Scios (Sunnyvale, California) received an approvable letter from the FDA for Natrecor as an intravenous treatment for patients with acutely decompensated congestive heart failure. The company said the FDA is prepared to approve the new drug application following the finalization of Natrecor labeling and completion of a pre-approval inspection. The FDA's Cardiovascular and Renal Drugs Advisory Committee unanimously recommended approval of Natrecor in May. If approved, the company said, Natrecor will become the first new treatment for acutely decompensated cardiovascular heart failure in more than a decade. Natrecor is a recombinant form of B-type natriuretic peptide.
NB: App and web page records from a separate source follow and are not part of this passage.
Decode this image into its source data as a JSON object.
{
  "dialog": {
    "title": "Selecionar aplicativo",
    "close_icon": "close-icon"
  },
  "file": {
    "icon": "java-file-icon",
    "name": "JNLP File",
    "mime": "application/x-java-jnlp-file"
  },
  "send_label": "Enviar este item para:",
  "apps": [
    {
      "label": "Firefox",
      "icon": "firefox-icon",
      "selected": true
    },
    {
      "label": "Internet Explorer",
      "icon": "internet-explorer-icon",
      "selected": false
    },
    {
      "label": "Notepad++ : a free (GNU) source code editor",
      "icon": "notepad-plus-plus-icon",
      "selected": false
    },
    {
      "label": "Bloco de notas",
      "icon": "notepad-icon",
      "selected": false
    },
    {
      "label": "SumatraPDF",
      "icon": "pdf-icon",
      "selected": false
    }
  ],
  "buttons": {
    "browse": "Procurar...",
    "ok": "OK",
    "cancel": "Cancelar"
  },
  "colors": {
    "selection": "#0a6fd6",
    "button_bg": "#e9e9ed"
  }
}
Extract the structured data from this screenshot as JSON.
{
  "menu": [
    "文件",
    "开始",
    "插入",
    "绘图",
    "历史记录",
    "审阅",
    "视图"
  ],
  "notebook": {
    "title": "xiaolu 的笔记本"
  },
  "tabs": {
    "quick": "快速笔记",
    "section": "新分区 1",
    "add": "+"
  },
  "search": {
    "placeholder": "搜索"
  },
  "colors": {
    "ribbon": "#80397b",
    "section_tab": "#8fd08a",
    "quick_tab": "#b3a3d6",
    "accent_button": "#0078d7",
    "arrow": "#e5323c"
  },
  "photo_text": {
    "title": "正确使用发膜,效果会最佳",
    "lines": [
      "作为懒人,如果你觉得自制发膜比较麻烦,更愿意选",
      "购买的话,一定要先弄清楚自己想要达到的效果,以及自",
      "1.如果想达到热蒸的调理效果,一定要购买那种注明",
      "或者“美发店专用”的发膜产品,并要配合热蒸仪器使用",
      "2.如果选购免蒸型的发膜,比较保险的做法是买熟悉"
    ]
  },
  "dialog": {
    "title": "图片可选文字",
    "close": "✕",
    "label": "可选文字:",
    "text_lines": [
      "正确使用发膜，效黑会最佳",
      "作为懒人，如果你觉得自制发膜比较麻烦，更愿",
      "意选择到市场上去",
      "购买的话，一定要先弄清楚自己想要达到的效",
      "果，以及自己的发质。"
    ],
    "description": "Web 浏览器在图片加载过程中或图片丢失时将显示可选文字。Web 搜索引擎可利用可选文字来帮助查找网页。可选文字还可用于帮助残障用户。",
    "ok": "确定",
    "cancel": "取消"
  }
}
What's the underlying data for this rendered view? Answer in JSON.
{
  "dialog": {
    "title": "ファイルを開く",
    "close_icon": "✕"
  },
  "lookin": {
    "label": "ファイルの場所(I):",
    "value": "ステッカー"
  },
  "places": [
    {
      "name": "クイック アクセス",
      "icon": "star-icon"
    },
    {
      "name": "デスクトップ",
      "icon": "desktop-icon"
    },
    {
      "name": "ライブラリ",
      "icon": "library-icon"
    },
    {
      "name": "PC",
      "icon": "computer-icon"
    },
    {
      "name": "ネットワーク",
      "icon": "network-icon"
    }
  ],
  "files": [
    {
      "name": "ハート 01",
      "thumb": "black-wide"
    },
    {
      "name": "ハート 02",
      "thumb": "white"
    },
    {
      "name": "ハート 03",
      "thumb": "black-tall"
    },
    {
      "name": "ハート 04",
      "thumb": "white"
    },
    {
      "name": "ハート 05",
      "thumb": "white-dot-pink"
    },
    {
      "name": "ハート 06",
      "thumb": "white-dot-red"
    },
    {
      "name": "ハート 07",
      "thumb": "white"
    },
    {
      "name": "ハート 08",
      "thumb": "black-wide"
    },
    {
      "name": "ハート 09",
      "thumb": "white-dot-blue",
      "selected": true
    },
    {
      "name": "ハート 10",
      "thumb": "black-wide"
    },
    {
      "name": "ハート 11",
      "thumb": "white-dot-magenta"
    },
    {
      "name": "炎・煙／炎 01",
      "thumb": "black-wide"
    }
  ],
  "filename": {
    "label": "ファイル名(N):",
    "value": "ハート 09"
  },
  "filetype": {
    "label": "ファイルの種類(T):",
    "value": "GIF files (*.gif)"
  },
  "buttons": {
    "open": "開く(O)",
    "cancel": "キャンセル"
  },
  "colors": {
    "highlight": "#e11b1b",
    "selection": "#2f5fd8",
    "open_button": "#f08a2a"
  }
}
St. Jude Medical (St. Paul, Minnesota) reported that surgeons at Evanston Northwestern Healthcare (Evanston, Illinois) performed open-heart surgery using a connecting technology that replaces the traditional suture in the procedure. The FDA approved the new device, the St. Jude Medical Symmetry Bypass System Aortic Connector, this past May, and since June 1, surgeons have used the aortic connector in 15 coronary artery bypass graft procedures. The connector enables surgeons to perform a minimally invasive, "no touch" coronary bypass graft surgery on a beating heart. The new aortic connector allows surgeons to attach vein grafts to the aorta with a star-shaped rivet, a mechanical procedure taking less than 10 seconds vs. three to five minutes to sew the connection by hand. St. Jude also received FDA premarket approval of its Livewire TC Compass, an advanced mapping and ablation electrophysiology catheter that can assist clinicians in clinical management of supraventricular tachycardias (SVTs), including atrial fibrillation (AF). The system is designed to locate the focal triggers of heart arrhythmias responsible for initiating SVTs, including atrial fibrillation. The catheter system also features ablation capabilities for the RF ablation of selected SVTs, including Wolff-Parkinson-White syndrome, atrioventricular nodal reentrant tachycardia and atrioventricular node ablation, the company said. U.S. market release is planned for 3Q01. According to St. Jude, the new system represents a "significant advance in mapping technology for paroxysmal atrial fibrillation PAF, since a single catheter can provide bipolar, unipolar and vector mapping capabilities, all without the need for expensive capital equipment systems."